### THE PROBLEM
Copy the records below exactly as they stand. Leave out the pictures.

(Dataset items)
####

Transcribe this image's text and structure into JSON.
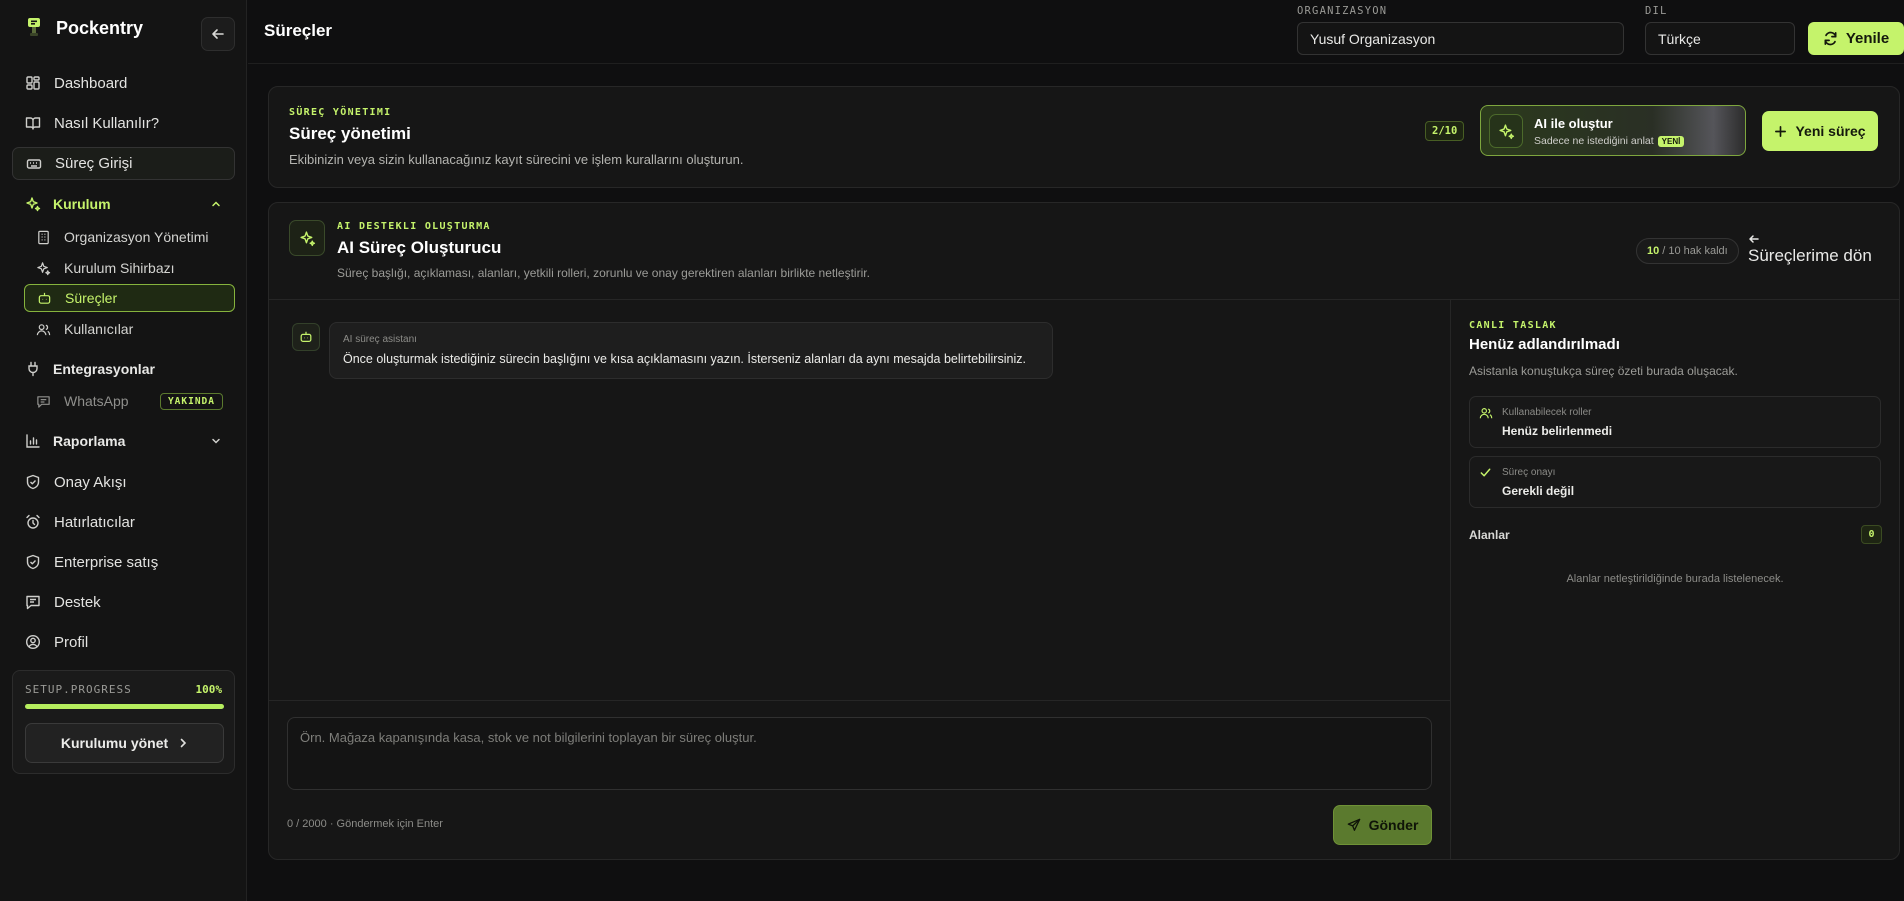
{
  "sidebar": {
    "brand": "Pockentry",
    "items": {
      "dashboard": "Dashboard",
      "how_to": "Nasıl Kullanılır?",
      "process_entry": "Süreç Girişi",
      "setup": "Kurulum",
      "org_mgmt": "Organizasyon Yönetimi",
      "setup_wizard": "Kurulum Sihirbazı",
      "processes": "Süreçler",
      "users": "Kullanıcılar",
      "integrations": "Entegrasyonlar",
      "whatsapp": "WhatsApp",
      "whatsapp_badge": "YAKINDA",
      "reporting": "Raporlama",
      "approval_flow": "Onay Akışı",
      "reminders": "Hatırlatıcılar",
      "enterprise": "Enterprise satış",
      "support": "Destek",
      "profile": "Profil"
    },
    "setup_progress": {
      "label": "SETUP.PROGRESS",
      "percent_text": "100%",
      "percent": 100,
      "button": "Kurulumu yönet"
    }
  },
  "topbar": {
    "title": "Süreçler",
    "org_label": "ORGANIZASYON",
    "org_value": "Yusuf Organizasyon",
    "lang_label": "DIL",
    "lang_value": "Türkçe",
    "refresh": "Yenile"
  },
  "management": {
    "eyebrow": "SÜREÇ YÖNETIMI",
    "title": "Süreç yönetimi",
    "desc": "Ekibinizin veya sizin kullanacağınız kayıt sürecini ve işlem kurallarını oluşturun.",
    "count": "2/10",
    "ai_title": "AI ile oluştur",
    "ai_sub": "Sadece ne istediğini anlat",
    "ai_badge": "YENİ",
    "new_button": "Yeni süreç"
  },
  "builder": {
    "eyebrow": "AI DESTEKLI OLUŞTURMA",
    "title": "AI Süreç Oluşturucu",
    "desc": "Süreç başlığı, açıklaması, alanları, yetkili rolleri, zorunlu ve onay gerektiren alanları birlikte netleştirir.",
    "quota_num": "10",
    "quota_rest": "/ 10 hak kaldı",
    "back": "Süreçlerime dön",
    "assistant_name": "AI süreç asistanı",
    "assistant_msg": "Önce oluşturmak istediğiniz sürecin başlığını ve kısa açıklamasını yazın. İsterseniz alanları da aynı mesajda belirtebilirsiniz.",
    "input_placeholder": "Örn. Mağaza kapanışında kasa, stok ve not bilgilerini toplayan bir süreç oluştur.",
    "counter": "0 / 2000 · Göndermek için Enter",
    "send": "Gönder"
  },
  "draft": {
    "eyebrow": "CANLI TASLAK",
    "title": "Henüz adlandırılmadı",
    "desc": "Asistanla konuştukça süreç özeti burada oluşacak.",
    "roles_label": "Kullanabilecek roller",
    "roles_value": "Henüz belirlenmedi",
    "approval_label": "Süreç onayı",
    "approval_value": "Gerekli değil",
    "fields_label": "Alanlar",
    "fields_count": "0",
    "fields_empty": "Alanlar netleştirildiğinde burada listelenecek."
  },
  "colors": {
    "accent": "#c5f36b",
    "background": "#0f0f10",
    "card": "#161616"
  }
}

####

### WRITTEN SOLUTION
Transcribe this image's text and structure into JSON.
{
  "sidebar": {
    "brand": "Pockentry",
    "items": {
      "dashboard": "Dashboard",
      "how_to": "Nasıl Kullanılır?",
      "process_entry": "Süreç Girişi",
      "setup": "Kurulum",
      "org_mgmt": "Organizasyon Yönetimi",
      "setup_wizard": "Kurulum Sihirbazı",
      "processes": "Süreçler",
      "users": "Kullanıcılar",
      "integrations": "Entegrasyonlar",
      "whatsapp": "WhatsApp",
      "whatsapp_badge": "YAKINDA",
      "reporting": "Raporlama",
      "approval_flow": "Onay Akışı",
      "reminders": "Hatırlatıcılar",
      "enterprise": "Enterprise satış",
      "support": "Destek",
      "profile": "Profil"
    },
    "setup_progress": {
      "label": "SETUP.PROGRESS",
      "percent_text": "100%",
      "percent": 100,
      "button": "Kurulumu yönet"
    }
  },
  "topbar": {
    "title": "Süreçler",
    "org_label": "ORGANIZASYON",
    "org_value": "Yusuf Organizasyon",
    "lang_label": "DIL",
    "lang_value": "Türkçe",
    "refresh": "Yenile"
  },
  "management": {
    "eyebrow": "SÜREÇ YÖNETIMI",
    "title": "Süreç yönetimi",
    "desc": "Ekibinizin veya sizin kullanacağınız kayıt sürecini ve işlem kurallarını oluşturun.",
    "count": "2/10",
    "ai_title": "AI ile oluştur",
    "ai_sub": "Sadece ne istediğini anlat",
    "ai_badge": "YENİ",
    "new_button": "Yeni süreç"
  },
  "builder": {
    "eyebrow": "AI DESTEKLI OLUŞTURMA",
    "title": "AI Süreç Oluşturucu",
    "desc": "Süreç başlığı, açıklaması, alanları, yetkili rolleri, zorunlu ve onay gerektiren alanları birlikte netleştirir.",
    "quota_num": "10",
    "quota_rest": "/ 10 hak kaldı",
    "back": "Süreçlerime dön",
    "assistant_name": "AI süreç asistanı",
    "assistant_msg": "Önce oluşturmak istediğiniz sürecin başlığını ve kısa açıklamasını yazın. İsterseniz alanları da aynı mesajda belirtebilirsiniz.",
    "input_placeholder": "Örn. Mağaza kapanışında kasa, stok ve not bilgilerini toplayan bir süreç oluştur.",
    "counter": "0 / 2000 · Göndermek için Enter",
    "send": "Gönder"
  },
  "draft": {
    "eyebrow": "CANLI TASLAK",
    "title": "Henüz adlandırılmadı",
    "desc": "Asistanla konuştukça süreç özeti burada oluşacak.",
    "roles_label": "Kullanabilecek roller",
    "roles_value": "Henüz belirlenmedi",
    "approval_label": "Süreç onayı",
    "approval_value": "Gerekli değil",
    "fields_label": "Alanlar",
    "fields_count": "0",
    "fields_empty": "Alanlar netleştirildiğinde burada listelenecek."
  },
  "colors": {
    "accent": "#c5f36b",
    "background": "#0f0f10",
    "card": "#161616"
  }
}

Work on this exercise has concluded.